#### [TASK BRIEF]
Scan the entries for the word "from", and copy every line where it appears.

Top of PROVIDED DATA

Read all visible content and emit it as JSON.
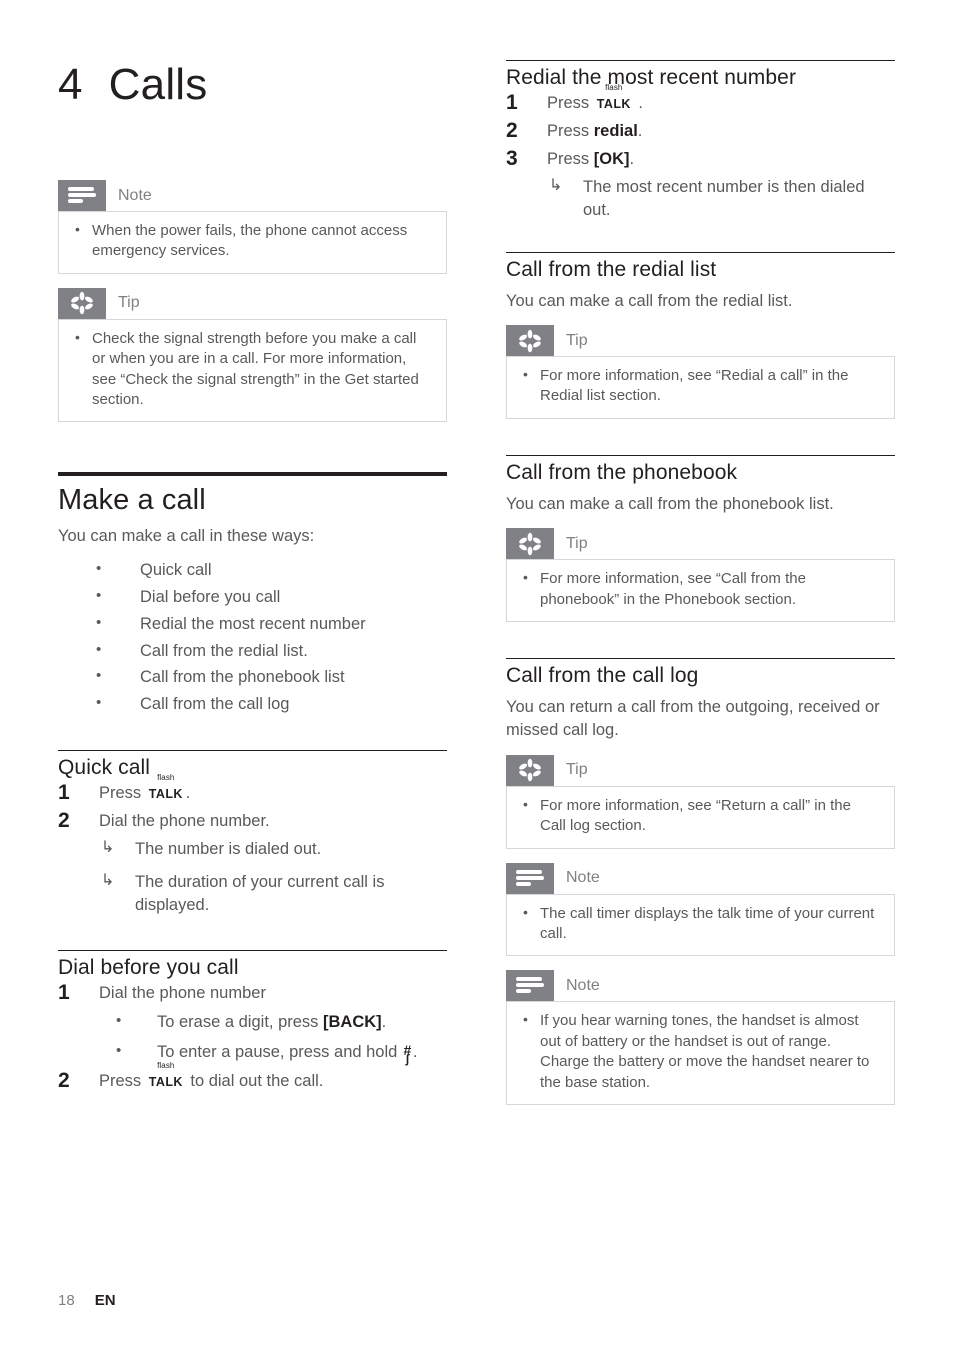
{
  "chapter": {
    "number": "4",
    "title": "Calls"
  },
  "footer": {
    "page_number": "18",
    "language": "EN"
  },
  "labels": {
    "note": "Note",
    "tip": "Tip"
  },
  "keys": {
    "talk_sup": "flash",
    "talk": "TALK",
    "hash": "#",
    "pause": "ʃ"
  },
  "left_column": {
    "note_top": {
      "label": "Note",
      "icon": "note-icon",
      "items": [
        "When the power fails, the phone cannot access emergency services."
      ]
    },
    "tip_top": {
      "label": "Tip",
      "icon": "tip-icon",
      "items": [
        "Check the signal strength before you make a call or when you are in a call. For more information, see “Check the signal strength” in the Get started section."
      ]
    },
    "make_a_call": {
      "heading": "Make a call",
      "intro": "You can make a call in these ways:",
      "ways": [
        "Quick call",
        "Dial before you call",
        "Redial the most recent number",
        "Call from the redial list.",
        "Call from the phonebook list",
        "Call from the call log"
      ]
    },
    "quick_call": {
      "heading": "Quick call",
      "step1_num": "1",
      "step1_pre": "Press",
      "step1_post": ".",
      "step2_num": "2",
      "step2_text": "Dial the phone number.",
      "results": [
        "The number is dialed out.",
        "The duration of your current call is displayed."
      ]
    },
    "dial_before": {
      "heading": "Dial before you call",
      "step1_num": "1",
      "step1_text": "Dial the phone number",
      "sub1_pre": "To erase a digit, press ",
      "sub1_key": "[BACK]",
      "sub1_post": ".",
      "sub2_pre": "To enter a pause, press and hold ",
      "sub2_post": ".",
      "step2_num": "2",
      "step2_pre": "Press",
      "step2_post": "to dial out the call."
    }
  },
  "right_column": {
    "redial_recent": {
      "heading": "Redial the most recent number",
      "step1_num": "1",
      "step1_pre": "Press",
      "step1_post": ".",
      "step2_num": "2",
      "step2_pre": "Press ",
      "step2_key": "redial",
      "step2_post": ".",
      "step3_num": "3",
      "step3_pre": "Press ",
      "step3_key": "[OK]",
      "step3_post": ".",
      "results": [
        "The most recent number is then dialed out."
      ]
    },
    "redial_list": {
      "heading": "Call from the redial list",
      "intro": "You can make a call from the redial list.",
      "tip": {
        "label": "Tip",
        "icon": "tip-icon",
        "items": [
          "For more information, see “Redial a call” in the Redial list section."
        ]
      }
    },
    "phonebook": {
      "heading": "Call from the phonebook",
      "intro": "You can make a call from the phonebook list.",
      "tip": {
        "label": "Tip",
        "icon": "tip-icon",
        "items": [
          "For more information, see “Call from the phonebook” in the Phonebook section."
        ]
      }
    },
    "call_log": {
      "heading": "Call from the call log",
      "intro": "You can return a call from the outgoing, received or missed call log.",
      "tip": {
        "label": "Tip",
        "icon": "tip-icon",
        "items": [
          "For more information, see “Return a call” in the Call log section."
        ]
      },
      "note1": {
        "label": "Note",
        "icon": "note-icon",
        "items": [
          "The call timer displays the talk time of your current call."
        ]
      },
      "note2": {
        "label": "Note",
        "icon": "note-icon",
        "items": [
          "If you hear warning tones, the handset is almost out of battery or the handset is out of range. Charge the battery or move the handset nearer to the base station."
        ]
      }
    }
  },
  "colors": {
    "body_text": "#58595b",
    "heading_text": "#231f20",
    "callout_tab": "#808184",
    "callout_border": "#d6d7d8"
  }
}
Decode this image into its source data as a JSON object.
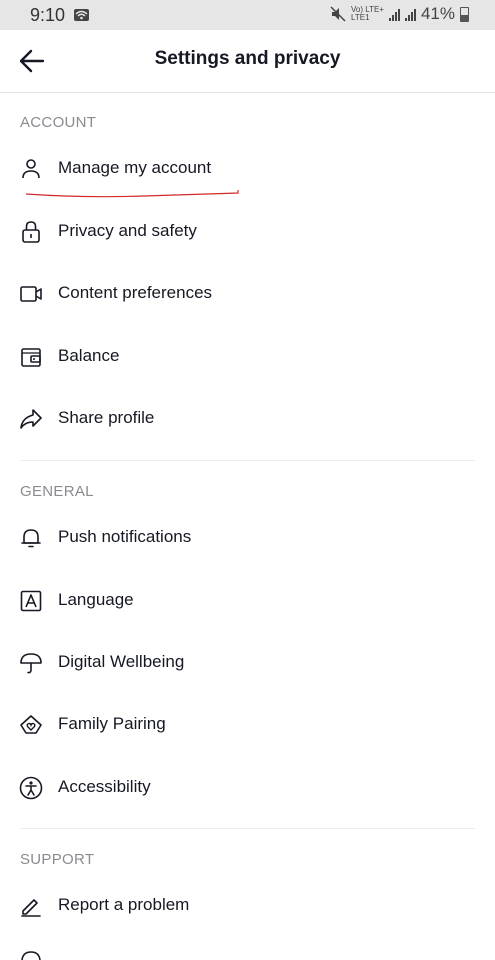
{
  "status_bar": {
    "time": "9:10",
    "network_top": "Vo) LTE+",
    "network_bottom": "LTE1",
    "battery": "41%",
    "battery_level": 0.41
  },
  "header": {
    "title": "Settings and privacy"
  },
  "sections": [
    {
      "title": "ACCOUNT",
      "items": [
        {
          "label": "Manage my account",
          "icon": "person-icon"
        },
        {
          "label": "Privacy and safety",
          "icon": "lock-icon"
        },
        {
          "label": "Content preferences",
          "icon": "video-icon"
        },
        {
          "label": "Balance",
          "icon": "wallet-icon"
        },
        {
          "label": "Share profile",
          "icon": "share-icon"
        }
      ]
    },
    {
      "title": "GENERAL",
      "items": [
        {
          "label": "Push notifications",
          "icon": "bell-icon"
        },
        {
          "label": "Language",
          "icon": "language-icon"
        },
        {
          "label": "Digital Wellbeing",
          "icon": "umbrella-icon"
        },
        {
          "label": "Family Pairing",
          "icon": "family-house-icon"
        },
        {
          "label": "Accessibility",
          "icon": "accessibility-icon"
        }
      ]
    },
    {
      "title": "SUPPORT",
      "items": [
        {
          "label": "Report a problem",
          "icon": "pencil-icon"
        }
      ]
    }
  ],
  "colors": {
    "text": "#161823",
    "section_header": "#8a8b91",
    "annotation": "#d42a2a"
  }
}
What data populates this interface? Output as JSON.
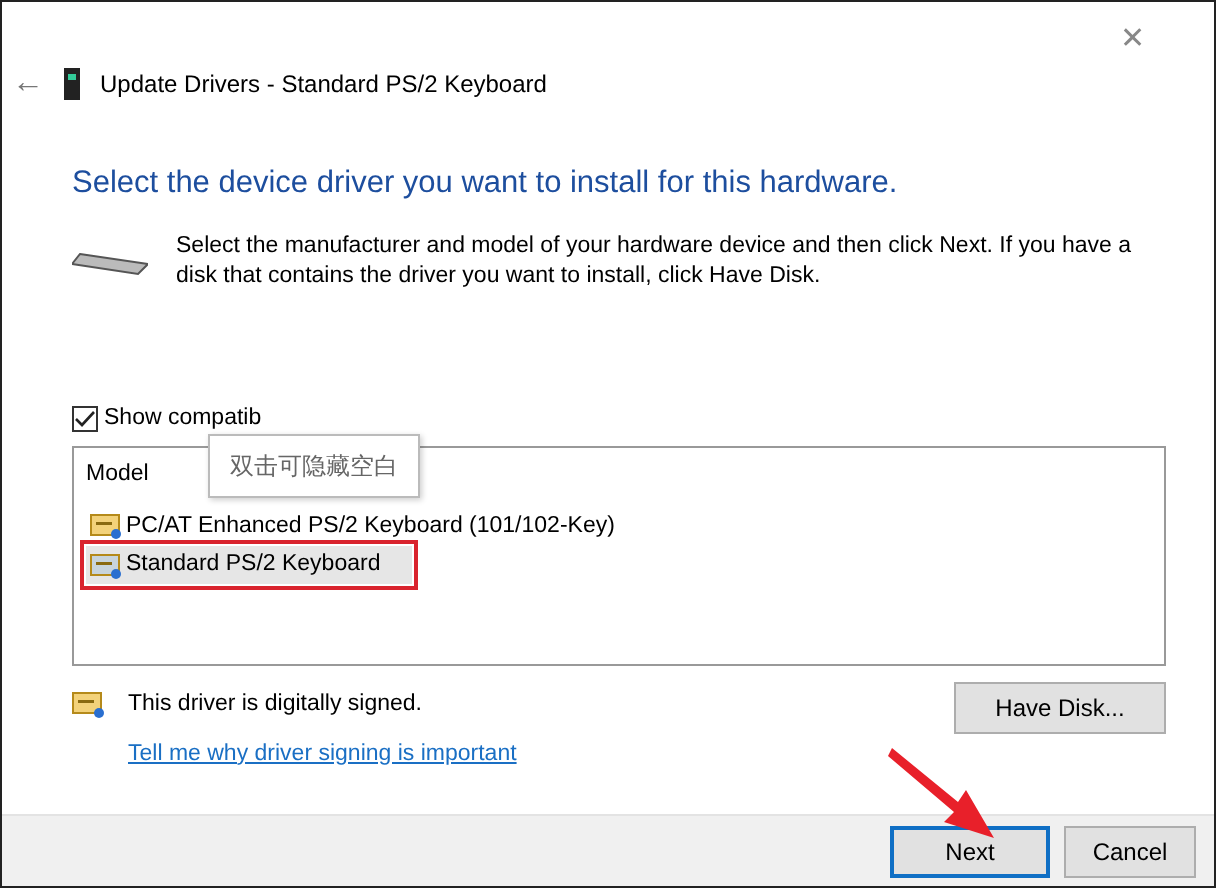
{
  "window": {
    "title": "Update Drivers - Standard PS/2 Keyboard",
    "close": "✕",
    "back": "←"
  },
  "heading": "Select the device driver you want to install for this hardware.",
  "description": "Select the manufacturer and model of your hardware device and then click Next. If you have a disk that contains the driver you want to install, click Have Disk.",
  "show_compatible": {
    "label": "Show compatib",
    "checked": true
  },
  "tooltip": "双击可隐藏空白",
  "model_list": {
    "header": "Model",
    "items": [
      {
        "label": "PC/AT Enhanced PS/2 Keyboard (101/102-Key)",
        "selected": false,
        "highlighted": false
      },
      {
        "label": "Standard PS/2 Keyboard",
        "selected": true,
        "highlighted": true
      }
    ]
  },
  "signed_text": "This driver is digitally signed.",
  "signing_link": "Tell me why driver signing is important",
  "have_disk_button": "Have Disk...",
  "footer_buttons": [
    {
      "label": "Next",
      "default": true,
      "pointed": true
    },
    {
      "label": "Cancel",
      "default": false,
      "pointed": false
    }
  ]
}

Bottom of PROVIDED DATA

#### [THE ANSWER]
        "Call from the redial list.",
        "Call from the phonebook list",
        "Call from the call log"
      "heading": "Call from the redial list",
      "intro": "You can make a call from the redial list.",
      "heading": "Call from the phonebook",
      "intro": "You can make a call from the phonebook list.",
          "For more information, see “Call from the phonebook” in the Phonebook section."
      "heading": "Call from the call log",
      "intro": "You can return a call from the outgoing, received or missed call log.",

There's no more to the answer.